* What you have to do
Scan the records for the string "curve". State how many lines contain it and add nothing.
(Material provided begins)
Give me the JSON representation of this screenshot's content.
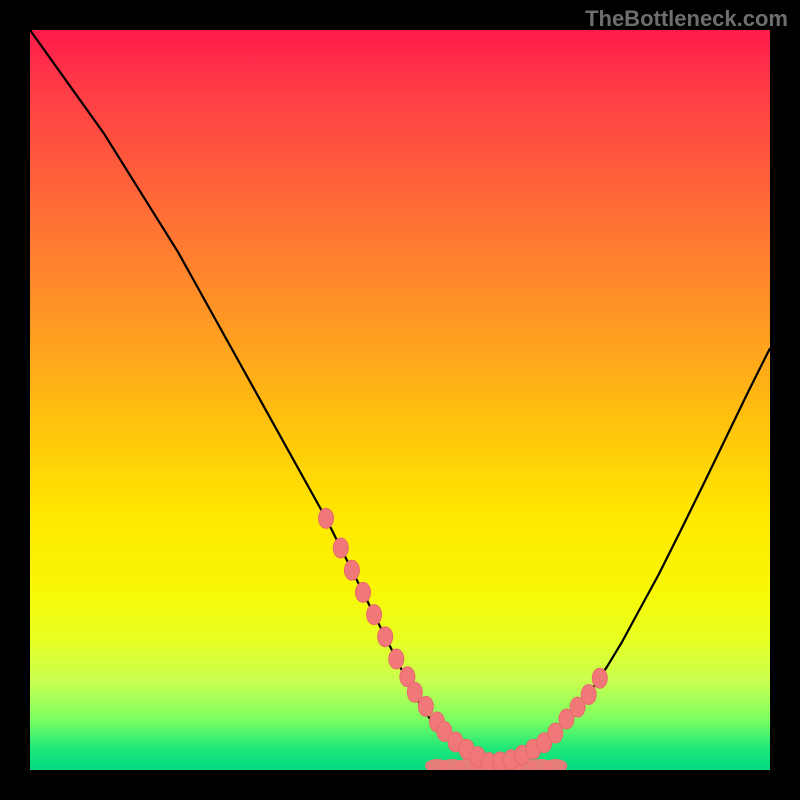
{
  "watermark": "TheBottleneck.com",
  "colors": {
    "frame": "#000000",
    "curve": "#000000",
    "marker_fill": "#f07878",
    "marker_stroke": "#e86a6a",
    "gradient_top": "#ff1a4a",
    "gradient_bottom": "#00d97e"
  },
  "chart_data": {
    "type": "line",
    "title": "",
    "xlabel": "",
    "ylabel": "",
    "xlim": [
      0,
      100
    ],
    "ylim": [
      0,
      100
    ],
    "grid": false,
    "series": [
      {
        "name": "left-curve",
        "x": [
          0,
          5,
          10,
          15,
          20,
          25,
          30,
          35,
          40,
          45,
          48,
          50,
          52,
          54,
          56,
          58,
          60,
          62
        ],
        "y": [
          100,
          93,
          86,
          78,
          70,
          61,
          52,
          43,
          34,
          24,
          18,
          14,
          10,
          7,
          4.5,
          2.8,
          1.6,
          1.0
        ]
      },
      {
        "name": "right-curve",
        "x": [
          62,
          64,
          66,
          68,
          70,
          72,
          74,
          76,
          78,
          80,
          82,
          85,
          88,
          91,
          94,
          97,
          100
        ],
        "y": [
          1.0,
          1.2,
          1.8,
          2.8,
          4.3,
          6.2,
          8.5,
          11.0,
          14.0,
          17.3,
          21.0,
          26.5,
          32.5,
          38.6,
          44.8,
          51.0,
          57.0
        ]
      }
    ],
    "markers_left": {
      "name": "highlight-left",
      "x": [
        40,
        42,
        43.5,
        45,
        46.5,
        48,
        49.5,
        51,
        52,
        53.5,
        55,
        56,
        57.5,
        59,
        60.5,
        62
      ],
      "y": [
        34,
        30,
        27,
        24,
        21,
        18,
        15,
        12.6,
        10.5,
        8.6,
        6.5,
        5.2,
        3.8,
        2.8,
        1.8,
        1.0
      ]
    },
    "markers_right": {
      "name": "highlight-right",
      "x": [
        62,
        63.5,
        65,
        66.5,
        68,
        69.5,
        71,
        72.5,
        74,
        75.5,
        77
      ],
      "y": [
        1.0,
        1.1,
        1.4,
        2.0,
        2.8,
        3.7,
        5.0,
        6.9,
        8.5,
        10.2,
        12.4
      ]
    },
    "bottom_lobes": {
      "x": [
        55,
        57,
        59,
        61,
        63,
        65,
        67,
        69,
        71
      ],
      "rx": [
        5,
        5,
        5,
        5,
        5,
        5,
        5,
        5,
        5
      ]
    }
  }
}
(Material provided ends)
* Answer to the problem
3